Over the last six months, it’s often seemed that there’s literally no field of human endeavour (or suffering) that hasn’t had gaming mechanics applied to it. We can now get points and badges for reading articles, or for watching television. (I remember when you had to at least be able to swim 25 metres or tie a knot.) On a more altruistic level, we Brits can earn points for participating in the “Big Society” . On a more alarming level, US citizens can earn points for voting.


There's a badge for everything these days Photo credit: rocket ship/ Creative Commons

Then came the inevitable backlash. Zynga CEO Mark PIncus caused something of a stir by freely admitting “I did every horrible thing in the book to, just to get revenues right away”.  Ian Bogost developed the Cow Clicker game partly as a satire on the social gaming industry, together with an intelligent and considered articulation of his concerns around the industry.  Ironically, people then played Cow Clicker…and seemed to enjoy it.

Much of the backlash has come from “real” gamers; lovers of console games and MMOs who frown on social games as somehow lower on the evolutionary scale. Interestingly, that’s not Bogost’s problem. Nor mine. Full disclosure-Playstation holds no allure for me, nor have I ever impersonated an Orc. Not on purpose, anyway…. So why do I care?

We’re killing the golden goose (cow)

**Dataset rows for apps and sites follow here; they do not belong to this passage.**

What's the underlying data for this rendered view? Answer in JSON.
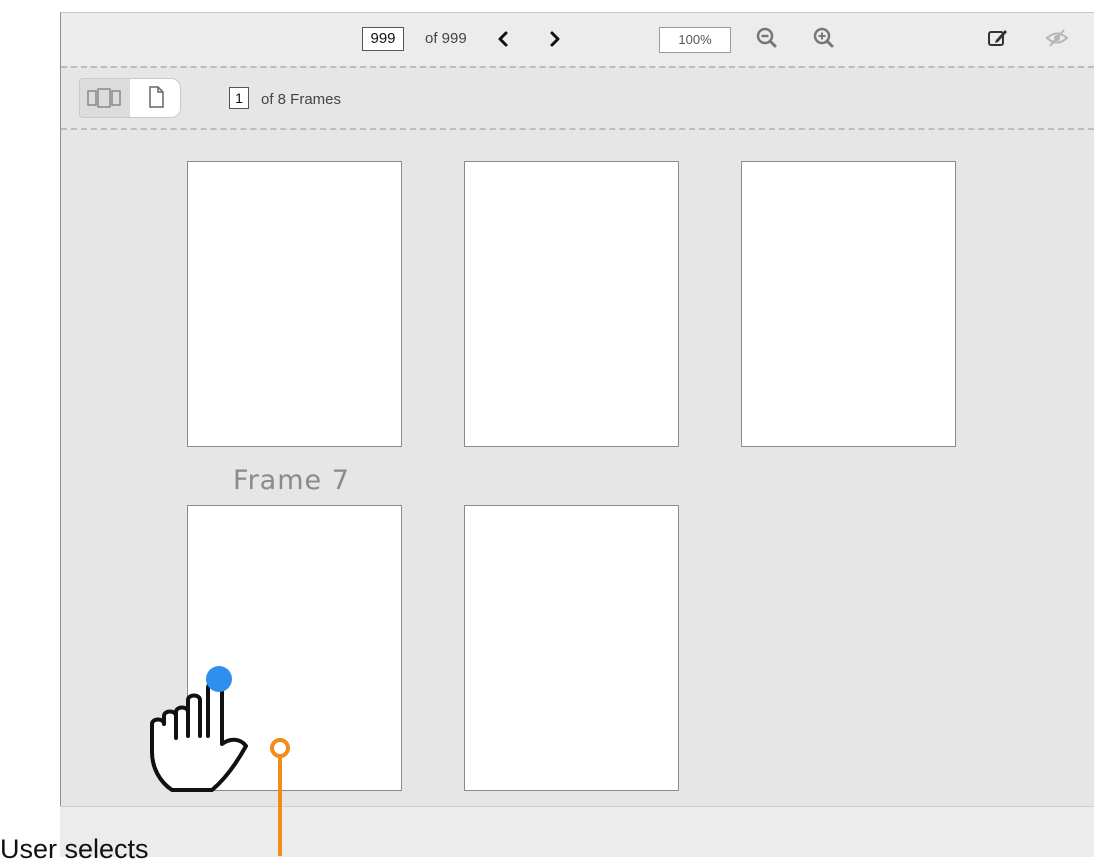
{
  "toolbar": {
    "page_current": "999",
    "page_of": "of 999",
    "zoom": "100%",
    "icons": [
      "chevron-left-icon",
      "chevron-right-icon",
      "zoom-out-icon",
      "zoom-in-icon",
      "edit-icon",
      "hide-icon"
    ]
  },
  "subtoolbar": {
    "frame_current": "1",
    "frame_of": "of 8 Frames",
    "view_modes": [
      "filmstrip-view-icon",
      "single-page-view-icon"
    ]
  },
  "frames": {
    "hover_label": "Frame 7"
  },
  "annotation": {
    "caption": "User selects",
    "accent_color": "#f28a1c",
    "touch_color": "#2e8ff0"
  }
}
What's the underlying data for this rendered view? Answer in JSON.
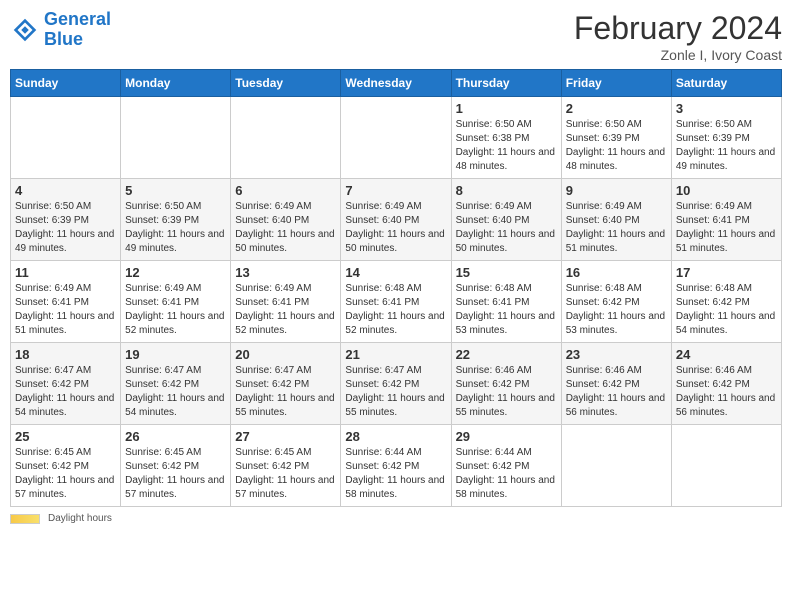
{
  "header": {
    "logo_general": "General",
    "logo_blue": "Blue",
    "month_year": "February 2024",
    "location": "Zonle I, Ivory Coast"
  },
  "days_of_week": [
    "Sunday",
    "Monday",
    "Tuesday",
    "Wednesday",
    "Thursday",
    "Friday",
    "Saturday"
  ],
  "footer": {
    "daylight_label": "Daylight hours"
  },
  "weeks": [
    [
      {
        "day": "",
        "info": ""
      },
      {
        "day": "",
        "info": ""
      },
      {
        "day": "",
        "info": ""
      },
      {
        "day": "",
        "info": ""
      },
      {
        "day": "1",
        "info": "Sunrise: 6:50 AM\nSunset: 6:38 PM\nDaylight: 11 hours\nand 48 minutes."
      },
      {
        "day": "2",
        "info": "Sunrise: 6:50 AM\nSunset: 6:39 PM\nDaylight: 11 hours\nand 48 minutes."
      },
      {
        "day": "3",
        "info": "Sunrise: 6:50 AM\nSunset: 6:39 PM\nDaylight: 11 hours\nand 49 minutes."
      }
    ],
    [
      {
        "day": "4",
        "info": "Sunrise: 6:50 AM\nSunset: 6:39 PM\nDaylight: 11 hours\nand 49 minutes."
      },
      {
        "day": "5",
        "info": "Sunrise: 6:50 AM\nSunset: 6:39 PM\nDaylight: 11 hours\nand 49 minutes."
      },
      {
        "day": "6",
        "info": "Sunrise: 6:49 AM\nSunset: 6:40 PM\nDaylight: 11 hours\nand 50 minutes."
      },
      {
        "day": "7",
        "info": "Sunrise: 6:49 AM\nSunset: 6:40 PM\nDaylight: 11 hours\nand 50 minutes."
      },
      {
        "day": "8",
        "info": "Sunrise: 6:49 AM\nSunset: 6:40 PM\nDaylight: 11 hours\nand 50 minutes."
      },
      {
        "day": "9",
        "info": "Sunrise: 6:49 AM\nSunset: 6:40 PM\nDaylight: 11 hours\nand 51 minutes."
      },
      {
        "day": "10",
        "info": "Sunrise: 6:49 AM\nSunset: 6:41 PM\nDaylight: 11 hours\nand 51 minutes."
      }
    ],
    [
      {
        "day": "11",
        "info": "Sunrise: 6:49 AM\nSunset: 6:41 PM\nDaylight: 11 hours\nand 51 minutes."
      },
      {
        "day": "12",
        "info": "Sunrise: 6:49 AM\nSunset: 6:41 PM\nDaylight: 11 hours\nand 52 minutes."
      },
      {
        "day": "13",
        "info": "Sunrise: 6:49 AM\nSunset: 6:41 PM\nDaylight: 11 hours\nand 52 minutes."
      },
      {
        "day": "14",
        "info": "Sunrise: 6:48 AM\nSunset: 6:41 PM\nDaylight: 11 hours\nand 52 minutes."
      },
      {
        "day": "15",
        "info": "Sunrise: 6:48 AM\nSunset: 6:41 PM\nDaylight: 11 hours\nand 53 minutes."
      },
      {
        "day": "16",
        "info": "Sunrise: 6:48 AM\nSunset: 6:42 PM\nDaylight: 11 hours\nand 53 minutes."
      },
      {
        "day": "17",
        "info": "Sunrise: 6:48 AM\nSunset: 6:42 PM\nDaylight: 11 hours\nand 54 minutes."
      }
    ],
    [
      {
        "day": "18",
        "info": "Sunrise: 6:47 AM\nSunset: 6:42 PM\nDaylight: 11 hours\nand 54 minutes."
      },
      {
        "day": "19",
        "info": "Sunrise: 6:47 AM\nSunset: 6:42 PM\nDaylight: 11 hours\nand 54 minutes."
      },
      {
        "day": "20",
        "info": "Sunrise: 6:47 AM\nSunset: 6:42 PM\nDaylight: 11 hours\nand 55 minutes."
      },
      {
        "day": "21",
        "info": "Sunrise: 6:47 AM\nSunset: 6:42 PM\nDaylight: 11 hours\nand 55 minutes."
      },
      {
        "day": "22",
        "info": "Sunrise: 6:46 AM\nSunset: 6:42 PM\nDaylight: 11 hours\nand 55 minutes."
      },
      {
        "day": "23",
        "info": "Sunrise: 6:46 AM\nSunset: 6:42 PM\nDaylight: 11 hours\nand 56 minutes."
      },
      {
        "day": "24",
        "info": "Sunrise: 6:46 AM\nSunset: 6:42 PM\nDaylight: 11 hours\nand 56 minutes."
      }
    ],
    [
      {
        "day": "25",
        "info": "Sunrise: 6:45 AM\nSunset: 6:42 PM\nDaylight: 11 hours\nand 57 minutes."
      },
      {
        "day": "26",
        "info": "Sunrise: 6:45 AM\nSunset: 6:42 PM\nDaylight: 11 hours\nand 57 minutes."
      },
      {
        "day": "27",
        "info": "Sunrise: 6:45 AM\nSunset: 6:42 PM\nDaylight: 11 hours\nand 57 minutes."
      },
      {
        "day": "28",
        "info": "Sunrise: 6:44 AM\nSunset: 6:42 PM\nDaylight: 11 hours\nand 58 minutes."
      },
      {
        "day": "29",
        "info": "Sunrise: 6:44 AM\nSunset: 6:42 PM\nDaylight: 11 hours\nand 58 minutes."
      },
      {
        "day": "",
        "info": ""
      },
      {
        "day": "",
        "info": ""
      }
    ]
  ]
}
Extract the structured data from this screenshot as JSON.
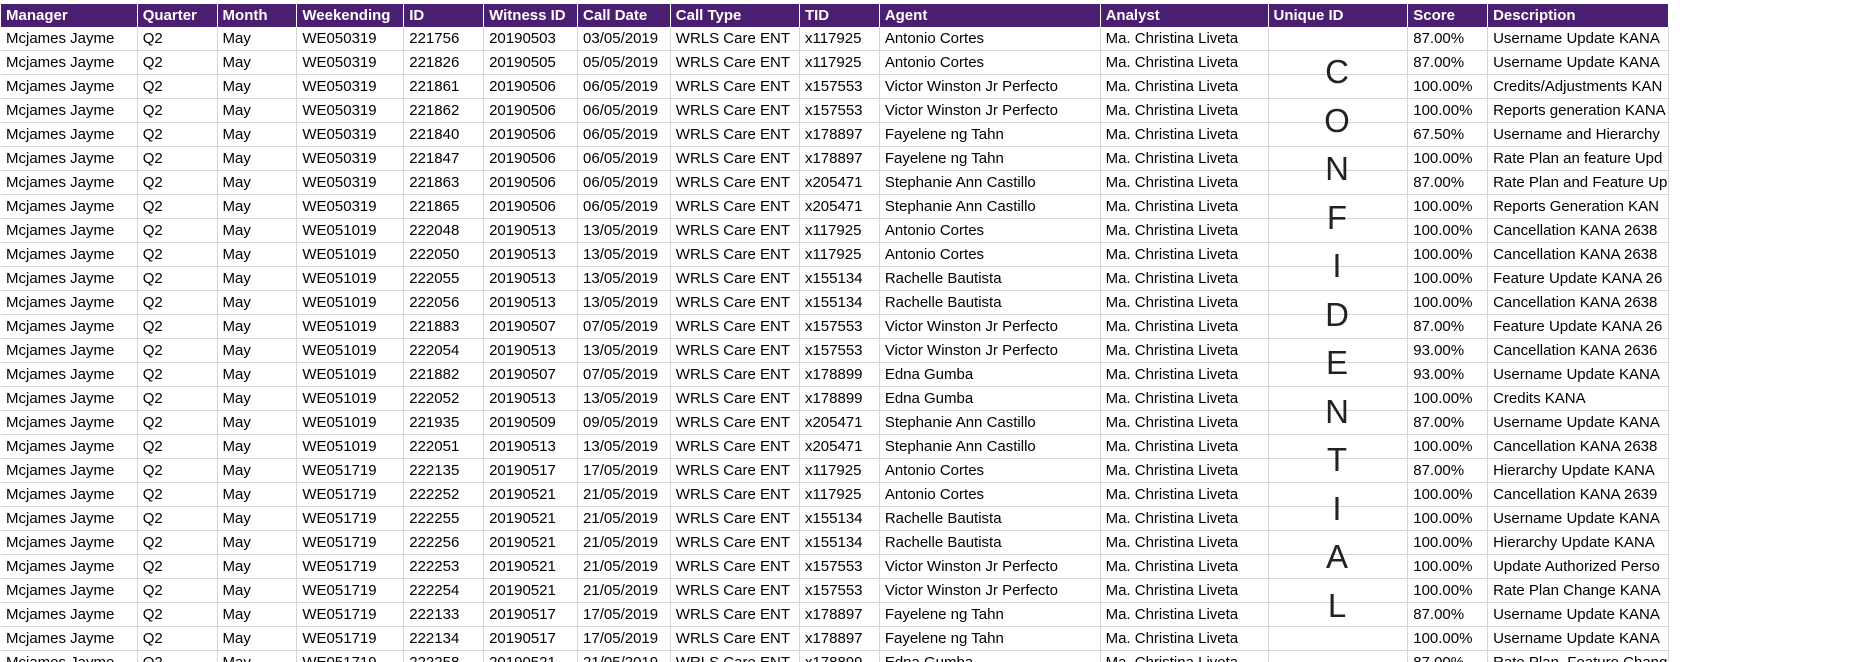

Applying gaming theory to UX design (still) has real and rich potential. There are inspiring case studies about the impact of gaming mechanics in healthcare for example-take this game designed to encourage children with cancer to follow their treatment regimes or some of the examples cited in this excellent post from the folks at Big Spaceship. We know more every day about how to design an online experience rooted in the psychology of the user that will bring about behavioural change. It’s an extraordinary opportunity for an industry which-at its best-has always been about finding the right prompts to change behaviour in our brands’ favour. Read the rest of this entry »